Each line in the entries below that holds the string "username" is to be listed.
====== Information shown
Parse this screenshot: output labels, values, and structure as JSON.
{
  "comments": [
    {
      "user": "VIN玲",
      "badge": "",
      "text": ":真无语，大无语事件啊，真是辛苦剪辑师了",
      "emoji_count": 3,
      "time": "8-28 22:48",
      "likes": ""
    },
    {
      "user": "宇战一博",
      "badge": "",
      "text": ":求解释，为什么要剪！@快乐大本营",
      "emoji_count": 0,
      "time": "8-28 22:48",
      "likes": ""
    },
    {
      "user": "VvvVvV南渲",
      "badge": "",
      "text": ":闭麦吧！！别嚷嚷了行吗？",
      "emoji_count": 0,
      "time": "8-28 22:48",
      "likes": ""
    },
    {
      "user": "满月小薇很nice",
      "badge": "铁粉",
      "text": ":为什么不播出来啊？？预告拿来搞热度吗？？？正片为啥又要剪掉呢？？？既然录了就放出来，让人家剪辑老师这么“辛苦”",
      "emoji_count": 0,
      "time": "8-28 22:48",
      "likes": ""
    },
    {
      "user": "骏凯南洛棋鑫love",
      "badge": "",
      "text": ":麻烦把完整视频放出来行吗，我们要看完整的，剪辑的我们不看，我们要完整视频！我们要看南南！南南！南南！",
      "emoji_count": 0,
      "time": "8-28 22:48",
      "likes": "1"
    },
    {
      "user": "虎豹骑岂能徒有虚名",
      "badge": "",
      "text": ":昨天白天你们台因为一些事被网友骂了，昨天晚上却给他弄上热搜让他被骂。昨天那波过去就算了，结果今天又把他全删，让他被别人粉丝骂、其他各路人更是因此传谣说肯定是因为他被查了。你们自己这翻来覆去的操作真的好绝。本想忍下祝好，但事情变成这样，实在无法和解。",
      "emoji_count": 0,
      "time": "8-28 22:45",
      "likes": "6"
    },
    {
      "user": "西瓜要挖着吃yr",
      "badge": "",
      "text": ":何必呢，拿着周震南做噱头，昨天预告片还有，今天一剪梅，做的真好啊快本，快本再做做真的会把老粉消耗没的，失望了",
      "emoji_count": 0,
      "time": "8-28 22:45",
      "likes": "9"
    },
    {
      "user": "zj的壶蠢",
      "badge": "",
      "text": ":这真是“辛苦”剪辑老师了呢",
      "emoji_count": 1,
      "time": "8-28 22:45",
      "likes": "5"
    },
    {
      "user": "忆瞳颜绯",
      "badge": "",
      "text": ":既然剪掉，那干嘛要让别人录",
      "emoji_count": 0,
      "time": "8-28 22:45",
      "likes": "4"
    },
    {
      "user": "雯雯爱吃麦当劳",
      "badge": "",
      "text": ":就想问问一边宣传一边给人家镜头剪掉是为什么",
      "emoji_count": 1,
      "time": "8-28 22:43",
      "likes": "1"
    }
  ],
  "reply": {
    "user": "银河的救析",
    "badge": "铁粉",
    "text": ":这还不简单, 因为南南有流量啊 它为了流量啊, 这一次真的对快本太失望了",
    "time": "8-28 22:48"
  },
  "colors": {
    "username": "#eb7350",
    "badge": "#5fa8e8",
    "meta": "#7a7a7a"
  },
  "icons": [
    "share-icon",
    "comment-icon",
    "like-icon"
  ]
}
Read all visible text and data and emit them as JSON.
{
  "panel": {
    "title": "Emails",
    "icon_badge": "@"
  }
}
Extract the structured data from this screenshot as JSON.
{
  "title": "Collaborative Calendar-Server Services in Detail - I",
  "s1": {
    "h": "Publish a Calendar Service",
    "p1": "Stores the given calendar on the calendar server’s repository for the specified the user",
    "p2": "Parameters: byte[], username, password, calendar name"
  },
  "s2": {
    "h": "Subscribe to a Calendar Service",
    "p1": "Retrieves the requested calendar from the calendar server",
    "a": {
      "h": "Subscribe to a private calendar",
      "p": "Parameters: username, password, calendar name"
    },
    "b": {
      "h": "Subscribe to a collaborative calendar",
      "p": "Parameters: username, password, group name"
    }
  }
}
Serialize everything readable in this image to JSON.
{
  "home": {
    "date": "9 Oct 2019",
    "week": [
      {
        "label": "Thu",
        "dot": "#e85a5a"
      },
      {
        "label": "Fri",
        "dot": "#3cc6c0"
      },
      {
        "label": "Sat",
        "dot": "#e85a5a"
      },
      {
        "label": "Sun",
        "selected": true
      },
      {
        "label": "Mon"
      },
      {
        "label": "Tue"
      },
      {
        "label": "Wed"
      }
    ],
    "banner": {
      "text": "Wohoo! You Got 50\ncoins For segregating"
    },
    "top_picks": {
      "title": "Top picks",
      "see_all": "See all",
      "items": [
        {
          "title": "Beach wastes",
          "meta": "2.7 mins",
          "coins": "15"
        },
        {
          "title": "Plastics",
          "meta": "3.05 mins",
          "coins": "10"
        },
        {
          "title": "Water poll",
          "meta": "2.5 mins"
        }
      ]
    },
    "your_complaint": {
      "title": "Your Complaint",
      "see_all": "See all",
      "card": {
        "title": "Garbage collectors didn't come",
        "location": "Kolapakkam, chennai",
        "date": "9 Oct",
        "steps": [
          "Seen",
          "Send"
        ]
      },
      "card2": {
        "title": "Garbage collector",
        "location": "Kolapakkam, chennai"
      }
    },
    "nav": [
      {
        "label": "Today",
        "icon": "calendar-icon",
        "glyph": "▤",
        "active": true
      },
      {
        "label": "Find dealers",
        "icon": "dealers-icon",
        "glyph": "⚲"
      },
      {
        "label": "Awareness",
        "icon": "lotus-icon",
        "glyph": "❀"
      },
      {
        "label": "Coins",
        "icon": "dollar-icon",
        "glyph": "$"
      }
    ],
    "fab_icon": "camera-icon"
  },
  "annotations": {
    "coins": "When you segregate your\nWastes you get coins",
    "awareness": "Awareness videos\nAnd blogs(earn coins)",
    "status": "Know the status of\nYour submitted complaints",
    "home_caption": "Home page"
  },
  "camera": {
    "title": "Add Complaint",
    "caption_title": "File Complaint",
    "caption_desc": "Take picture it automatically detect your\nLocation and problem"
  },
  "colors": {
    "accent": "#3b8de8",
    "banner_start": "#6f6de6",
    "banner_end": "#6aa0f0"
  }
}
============
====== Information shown
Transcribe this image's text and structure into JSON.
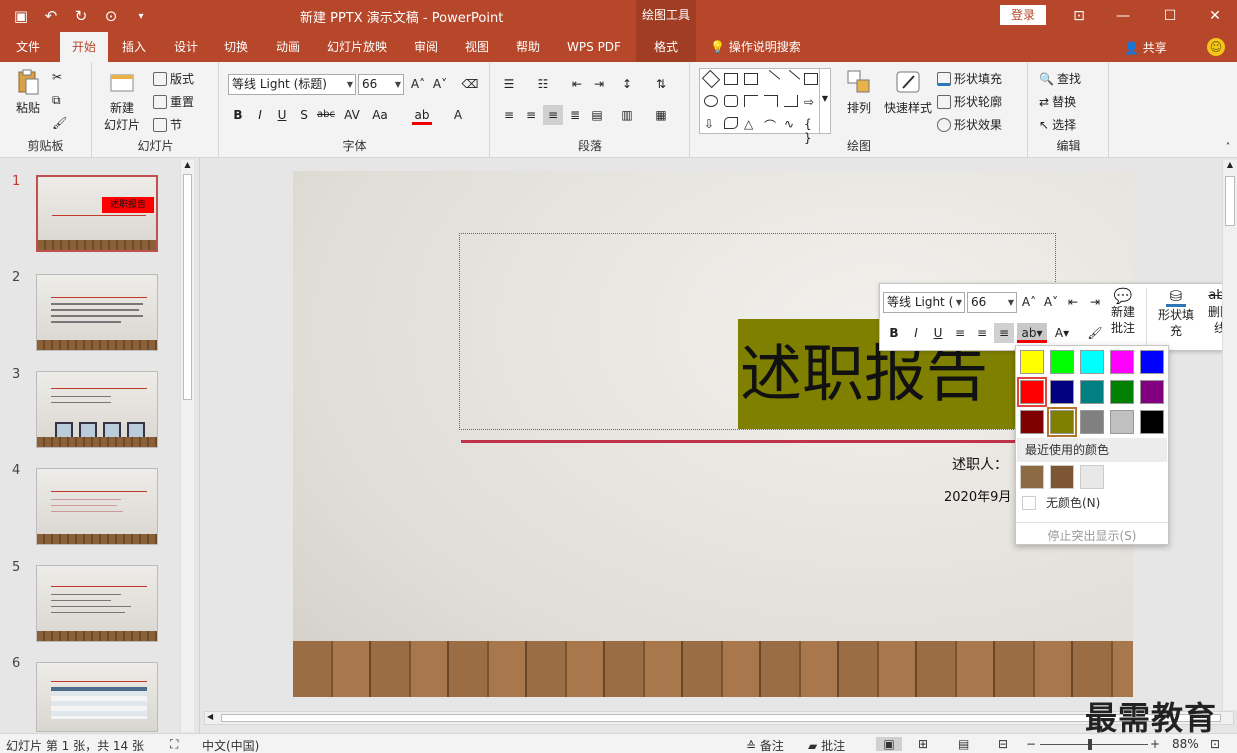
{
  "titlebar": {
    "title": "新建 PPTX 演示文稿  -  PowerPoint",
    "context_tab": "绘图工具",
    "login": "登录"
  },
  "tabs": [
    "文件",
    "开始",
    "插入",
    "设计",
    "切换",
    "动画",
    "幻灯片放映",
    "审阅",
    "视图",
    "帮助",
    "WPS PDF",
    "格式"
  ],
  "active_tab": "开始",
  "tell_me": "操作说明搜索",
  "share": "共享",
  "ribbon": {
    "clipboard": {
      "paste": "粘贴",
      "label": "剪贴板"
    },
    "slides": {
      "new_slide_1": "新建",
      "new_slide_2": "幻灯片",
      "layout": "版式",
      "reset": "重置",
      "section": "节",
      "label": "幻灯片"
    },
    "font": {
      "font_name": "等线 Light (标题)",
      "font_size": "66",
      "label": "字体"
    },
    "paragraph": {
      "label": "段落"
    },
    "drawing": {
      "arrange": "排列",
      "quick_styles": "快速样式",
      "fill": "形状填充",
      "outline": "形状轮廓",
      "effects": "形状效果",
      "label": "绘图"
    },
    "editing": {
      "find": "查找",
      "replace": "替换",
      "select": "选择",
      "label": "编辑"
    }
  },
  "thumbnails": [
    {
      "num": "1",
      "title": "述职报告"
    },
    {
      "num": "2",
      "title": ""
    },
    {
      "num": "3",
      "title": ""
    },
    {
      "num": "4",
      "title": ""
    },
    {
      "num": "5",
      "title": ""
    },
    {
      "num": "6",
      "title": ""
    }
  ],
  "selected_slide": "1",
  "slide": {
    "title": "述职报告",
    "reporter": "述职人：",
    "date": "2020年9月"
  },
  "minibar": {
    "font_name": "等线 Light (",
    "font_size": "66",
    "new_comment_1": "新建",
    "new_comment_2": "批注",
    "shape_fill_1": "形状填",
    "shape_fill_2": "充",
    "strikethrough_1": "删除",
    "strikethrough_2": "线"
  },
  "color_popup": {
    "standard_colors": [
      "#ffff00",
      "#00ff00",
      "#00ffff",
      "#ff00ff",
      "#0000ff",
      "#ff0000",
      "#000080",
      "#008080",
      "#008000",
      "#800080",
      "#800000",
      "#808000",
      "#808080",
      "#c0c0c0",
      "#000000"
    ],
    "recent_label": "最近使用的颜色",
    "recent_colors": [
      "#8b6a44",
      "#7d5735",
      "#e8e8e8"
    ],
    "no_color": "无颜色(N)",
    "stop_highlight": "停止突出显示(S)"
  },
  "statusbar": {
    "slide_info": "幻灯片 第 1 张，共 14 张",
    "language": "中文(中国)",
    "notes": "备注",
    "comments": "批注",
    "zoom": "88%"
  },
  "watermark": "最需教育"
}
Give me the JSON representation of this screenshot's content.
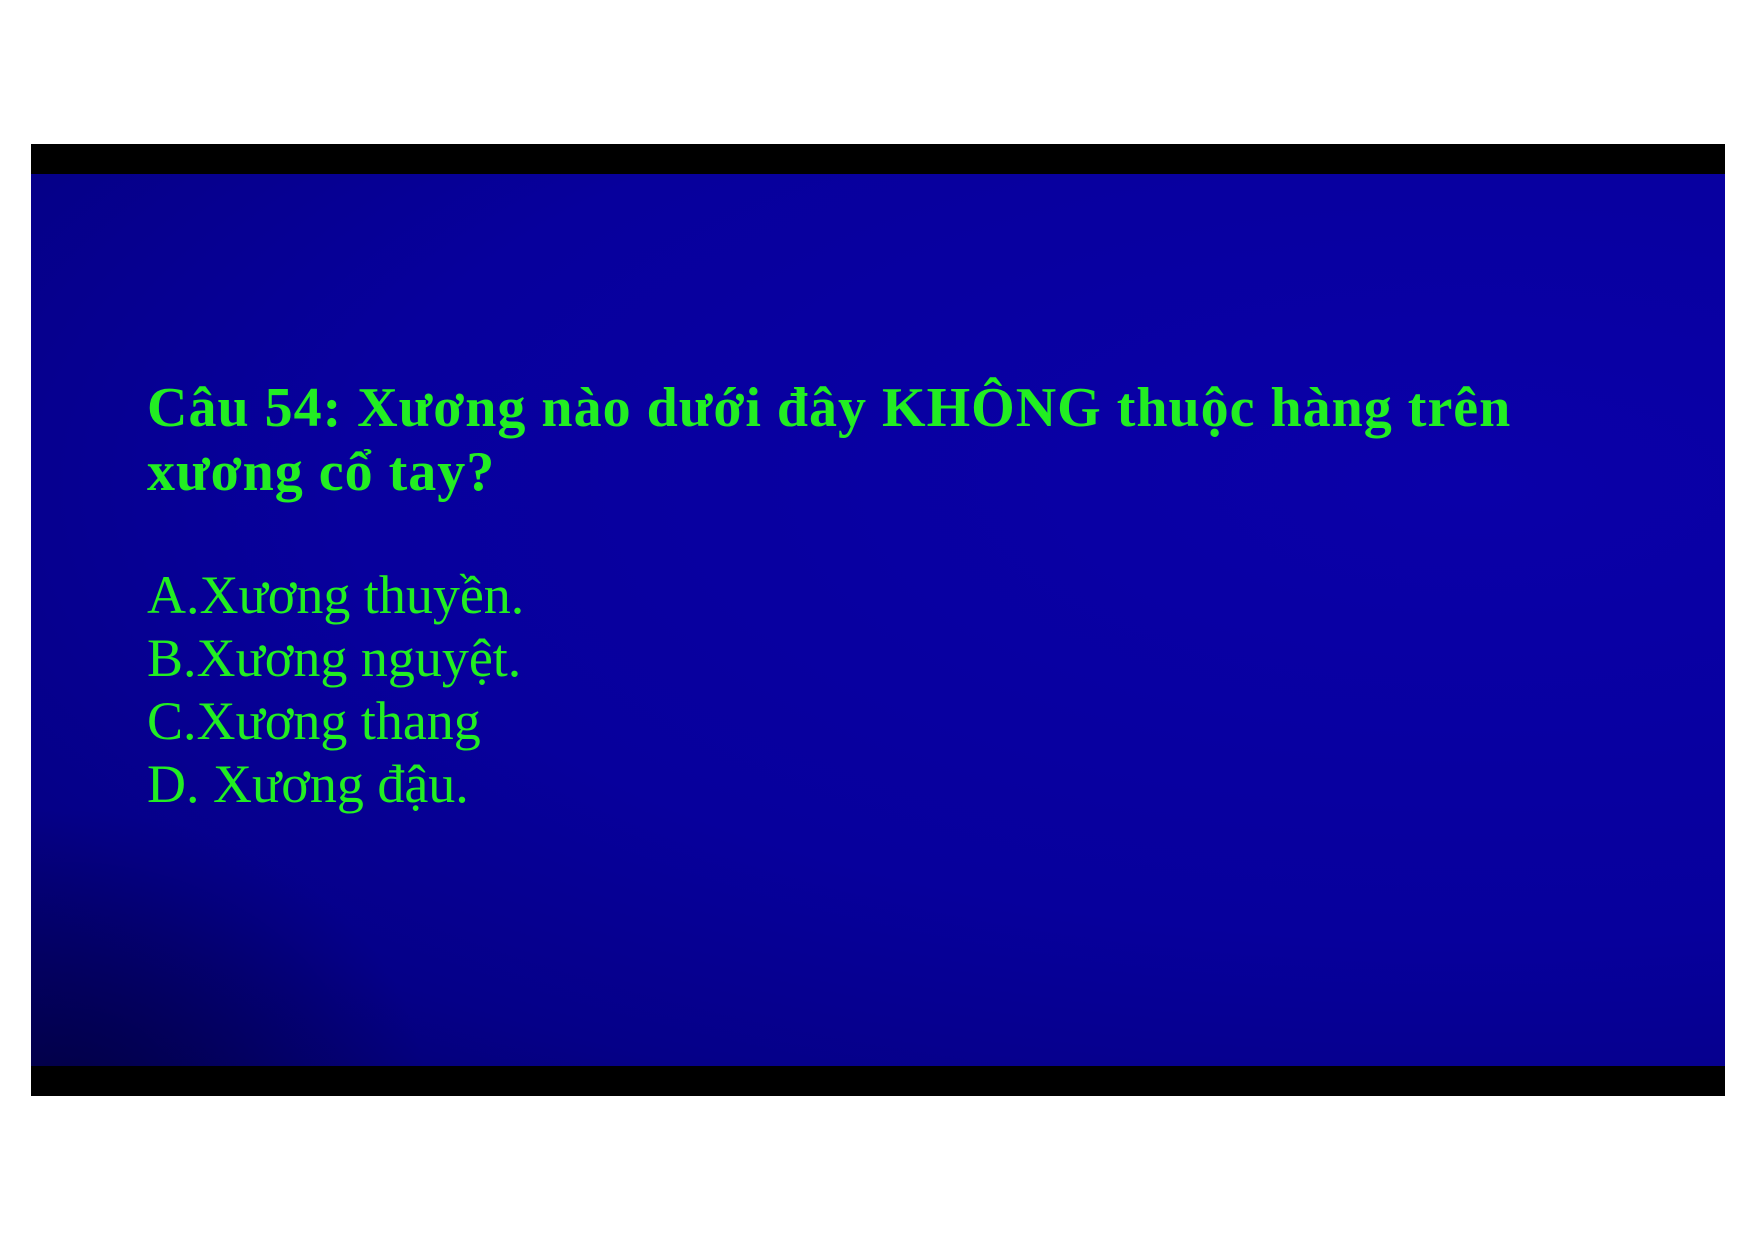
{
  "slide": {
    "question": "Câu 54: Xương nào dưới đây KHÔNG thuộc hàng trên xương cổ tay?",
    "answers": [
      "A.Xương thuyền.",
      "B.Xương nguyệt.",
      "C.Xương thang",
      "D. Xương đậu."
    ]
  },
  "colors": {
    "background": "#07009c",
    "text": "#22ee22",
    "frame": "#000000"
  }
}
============
_Expected answer_
    "username": "#eb7350",
    "p2": "Parameters: byte[], username, password, calendar name"
      "p": "Parameters: username, password, calendar name"
      "p": "Parameters: username, password, group name"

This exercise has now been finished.